◆ Task statement
Show every line of the data that includes the word "digit".

◆ Material for the task
======

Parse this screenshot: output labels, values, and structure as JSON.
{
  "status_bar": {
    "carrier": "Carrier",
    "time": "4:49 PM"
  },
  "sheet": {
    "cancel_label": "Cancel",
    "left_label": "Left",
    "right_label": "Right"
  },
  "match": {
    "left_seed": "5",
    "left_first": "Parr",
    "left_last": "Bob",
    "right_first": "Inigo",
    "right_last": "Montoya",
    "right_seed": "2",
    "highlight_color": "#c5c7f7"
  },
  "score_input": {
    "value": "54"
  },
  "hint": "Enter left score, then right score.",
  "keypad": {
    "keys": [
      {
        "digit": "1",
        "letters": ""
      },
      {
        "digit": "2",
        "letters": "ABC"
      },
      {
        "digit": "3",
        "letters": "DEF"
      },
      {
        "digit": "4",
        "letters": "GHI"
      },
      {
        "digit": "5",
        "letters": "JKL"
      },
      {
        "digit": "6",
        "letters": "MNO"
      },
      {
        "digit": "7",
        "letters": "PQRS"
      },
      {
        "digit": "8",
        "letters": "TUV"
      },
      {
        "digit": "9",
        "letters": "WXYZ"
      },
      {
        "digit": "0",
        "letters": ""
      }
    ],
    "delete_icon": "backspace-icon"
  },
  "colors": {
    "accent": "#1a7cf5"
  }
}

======

◆ Solution for this task
        "digit": "1",
        "digit": "2",
        "digit": "3",
        "digit": "4",
        "digit": "5",
        "digit": "6",
        "digit": "7",
        "digit": "8",
        "digit": "9",
        "digit": "0",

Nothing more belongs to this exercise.